Bashir Makhoul and Aissa Deebi will represent Palestine at this year’s Venice Biennale, according to Al Hoash, a Jerusalem-based nonprofit that promotes Palestinian art. Both Mr. Makhoul and Mr. Deebi are multimedia artists who work primarily with photography, often to address Palestinian politics as well as themes of diaspora and exile. Their project, “Otherwise Occupied,” will focus on their homeland’s geopolitical identity. Mr. Makhoul is currently the head of the Winchester School of Art, part of the University of Southhampton in England, and has exhibited his work at Elga Wimmer Gallery in Manhattan, as has Mr. Deebi. Mr. Deebi is a founding member of ArteEast, a Brooklyn-based organization that supports Middle Eastern art and culture. Bruce Ferguson and Rawan Sharaf will act as curators for the project. This is Palestine’s third year participating in the Venice Biennale.
Here is some more information about “Otherwise Occupied” from the organization’s description:
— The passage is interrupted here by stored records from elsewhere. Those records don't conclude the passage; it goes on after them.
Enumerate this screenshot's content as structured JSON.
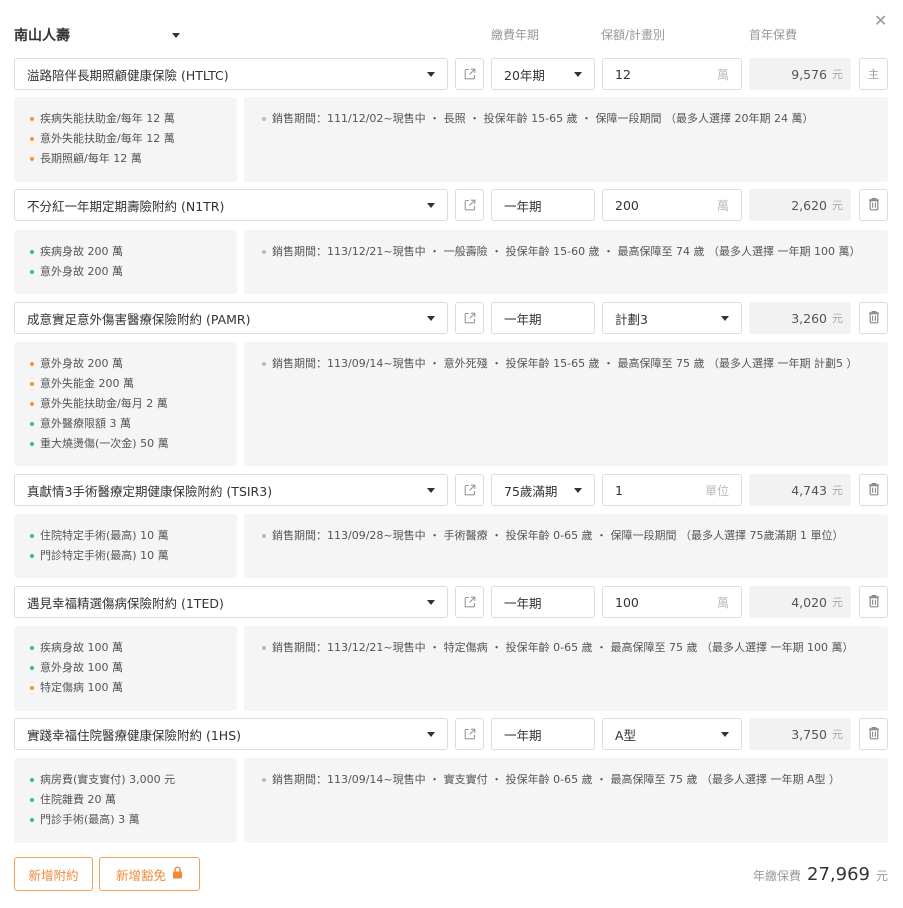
{
  "company": {
    "name": "南山人壽"
  },
  "headers": {
    "term": "繳費年期",
    "amount": "保額/計畫別",
    "premium": "首年保費"
  },
  "rows": [
    {
      "plan": "溢路陪伴長期照顧健康保險 (HTLTC)",
      "term": "20年期",
      "term_dropdown": true,
      "amount": "12",
      "unit": "萬",
      "premium": "9,576",
      "yuan": "元",
      "side": "主",
      "benefits": [
        {
          "text": "疾病失能扶助金/每年 12 萬",
          "color": "orange"
        },
        {
          "text": "意外失能扶助金/每年 12 萬",
          "color": "orange"
        },
        {
          "text": "長期照顧/每年 12 萬",
          "color": "orange"
        }
      ],
      "info": "銷售期間：111/12/02~現售中 ・ 長照 ・ 投保年齡 15-65 歲 ・ 保障一段期間 （最多人選擇 20年期 24 萬）"
    },
    {
      "plan": "不分紅一年期定期壽險附約 (N1TR)",
      "term": "一年期",
      "term_dropdown": false,
      "amount": "200",
      "unit": "萬",
      "premium": "2,620",
      "yuan": "元",
      "side": "trash",
      "benefits": [
        {
          "text": "疾病身故 200 萬",
          "color": "teal"
        },
        {
          "text": "意外身故 200 萬",
          "color": "teal"
        }
      ],
      "info": "銷售期間：113/12/21~現售中 ・ 一般壽險 ・ 投保年齡 15-60 歲 ・ 最高保障至 74 歲 （最多人選擇 一年期 100 萬）"
    },
    {
      "plan": "成意實足意外傷害醫療保險附約 (PAMR)",
      "term": "一年期",
      "term_dropdown": false,
      "amount": "計劃3",
      "amount_dropdown": true,
      "unit": "",
      "premium": "3,260",
      "yuan": "元",
      "side": "trash",
      "benefits": [
        {
          "text": "意外身故 200 萬",
          "color": "orange"
        },
        {
          "text": "意外失能金 200 萬",
          "color": "orange"
        },
        {
          "text": "意外失能扶助金/每月 2 萬",
          "color": "orange"
        },
        {
          "text": "意外醫療限額 3 萬",
          "color": "teal"
        },
        {
          "text": "重大燒燙傷(一次金) 50 萬",
          "color": "teal"
        }
      ],
      "info": "銷售期間：113/09/14~現售中 ・ 意外死殘 ・ 投保年齡 15-65 歲 ・ 最高保障至 75 歲 （最多人選擇 一年期 計劃5 ）"
    },
    {
      "plan": "真獻情3手術醫療定期健康保險附約 (TSIR3)",
      "term": "75歲滿期",
      "term_dropdown": true,
      "amount": "1",
      "unit": "單位",
      "premium": "4,743",
      "yuan": "元",
      "side": "trash",
      "benefits": [
        {
          "text": "住院特定手術(最高) 10 萬",
          "color": "teal"
        },
        {
          "text": "門診特定手術(最高) 10 萬",
          "color": "teal"
        }
      ],
      "info": "銷售期間：113/09/28~現售中 ・ 手術醫療 ・ 投保年齡 0-65 歲 ・ 保障一段期間 （最多人選擇 75歲滿期 1 單位）"
    },
    {
      "plan": "遇見幸福精選傷病保險附約 (1TED)",
      "term": "一年期",
      "term_dropdown": false,
      "amount": "100",
      "unit": "萬",
      "premium": "4,020",
      "yuan": "元",
      "side": "trash",
      "benefits": [
        {
          "text": "疾病身故 100 萬",
          "color": "teal"
        },
        {
          "text": "意外身故 100 萬",
          "color": "teal"
        },
        {
          "text": "特定傷病 100 萬",
          "color": "orange"
        }
      ],
      "info": "銷售期間：113/12/21~現售中 ・ 特定傷病 ・ 投保年齡 0-65 歲 ・ 最高保障至 75 歲 （最多人選擇 一年期 100 萬）"
    },
    {
      "plan": "實踐幸福住院醫療健康保險附約 (1HS)",
      "term": "一年期",
      "term_dropdown": false,
      "amount": "A型",
      "amount_dropdown": true,
      "unit": "",
      "premium": "3,750",
      "yuan": "元",
      "side": "trash",
      "benefits": [
        {
          "text": "病房費(實支實付) 3,000 元",
          "color": "teal"
        },
        {
          "text": "住院雜費 20 萬",
          "color": "teal"
        },
        {
          "text": "門診手術(最高) 3 萬",
          "color": "teal"
        }
      ],
      "info": "銷售期間：113/09/14~現售中 ・ 實支實付 ・ 投保年齡 0-65 歲 ・ 最高保障至 75 歲 （最多人選擇 一年期 A型 ）"
    }
  ],
  "footer": {
    "add_rider": "新增附約",
    "add_waiver": "新增豁免",
    "total_label": "年繳保費",
    "total_value": "27,969",
    "total_unit": "元"
  },
  "colors": {
    "teal": "#34b6b8",
    "orange": "#f0953a",
    "accent": "#f08a3a"
  },
  "icons": {
    "close": "close-icon",
    "caret": "chevron-down-icon",
    "external": "external-link-icon",
    "trash": "trash-icon",
    "lock": "lock-icon"
  }
}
“It is vital that the idea of Palestine is not defined by the occupation and the title ‘Otherwise Occupied’ describes other ways of imagining the nation outside and beyond the conflict… These artists are engaged in new ways of thinking or imagining the nation. Both have immigrated and became citizens of other states and are operating in the new realms of a globalized art-world while they still think of themselves as Palestinian but from the position of a kind of perpetual otherwise-ness.
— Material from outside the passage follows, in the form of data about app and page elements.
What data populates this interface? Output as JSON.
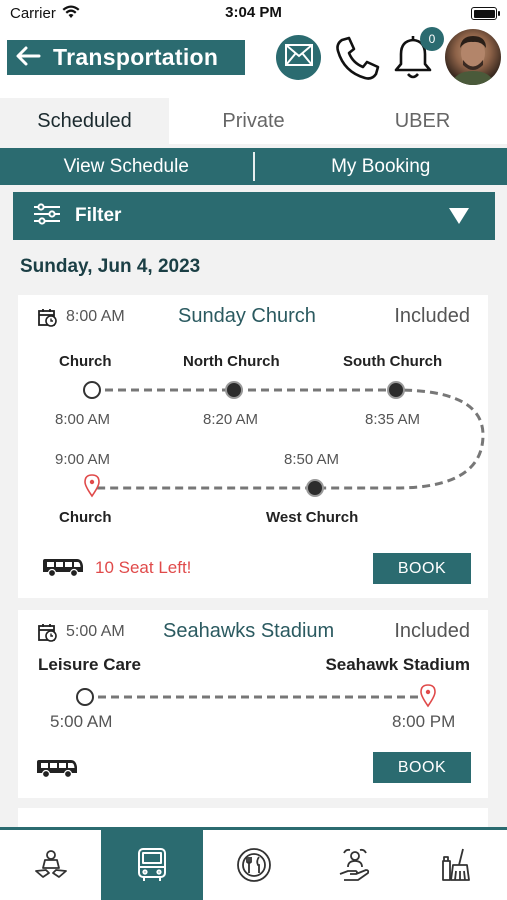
{
  "status_bar": {
    "carrier": "Carrier",
    "time": "3:04 PM"
  },
  "header": {
    "title": "Transportation",
    "notification_count": "0"
  },
  "tabs": [
    {
      "label": "Scheduled",
      "active": true
    },
    {
      "label": "Private",
      "active": false
    },
    {
      "label": "UBER",
      "active": false
    }
  ],
  "subtabs": [
    {
      "label": "View Schedule"
    },
    {
      "label": "My Booking"
    }
  ],
  "filter": {
    "label": "Filter"
  },
  "date_heading": "Sunday, Jun 4, 2023",
  "trips": [
    {
      "time": "8:00 AM",
      "title": "Sunday Church",
      "status": "Included",
      "stops": [
        {
          "name": "Church",
          "time": "8:00 AM"
        },
        {
          "name": "North Church",
          "time": "8:20 AM"
        },
        {
          "name": "South Church",
          "time": "8:35 AM"
        },
        {
          "name": "West Church",
          "time": "8:50 AM"
        },
        {
          "name": "Church",
          "time": "9:00 AM"
        }
      ],
      "seats_left": "10 Seat Left!",
      "book_label": "BOOK"
    },
    {
      "time": "5:00 AM",
      "title": "Seahawks Stadium",
      "status": "Included",
      "origin": {
        "name": "Leisure Care",
        "time": "5:00 AM"
      },
      "destination": {
        "name": "Seahawk Stadium",
        "time": "8:00 PM"
      },
      "book_label": "BOOK"
    }
  ],
  "bottom_nav": [
    {
      "icon": "hands-service-icon",
      "active": false
    },
    {
      "icon": "bus-icon",
      "active": true
    },
    {
      "icon": "dining-icon",
      "active": false
    },
    {
      "icon": "care-hand-icon",
      "active": false
    },
    {
      "icon": "housekeeping-icon",
      "active": false
    }
  ],
  "colors": {
    "primary": "#2b6b70",
    "alert": "#e04a4a",
    "background": "#f2f2f2"
  }
}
Using the technologies of GPS and other forms of IT often used for mapping and spatial definition to direct viewers to this otherwise occupied space, the exhibition turns the tables on the technologies of surveillance and control into vehicles of art and thought. The entire installation renders the scopic regimes used for defense, containment or occupation of geophysical terrain as navigational tools in a site specific and conceptual manner to provide a set of strategies and tactics that address the rules of art, exhibition and politics.”
Update, Jan. 21: The Palestine exhibition is a collateral event of the Venice Biennale, not a national participation, and is pending official approval. National participations are managed directly by each country’s ministry of culture, whereas collateral events are proposed by international organizations and institutions and require approval from the Biennale Board of Directors.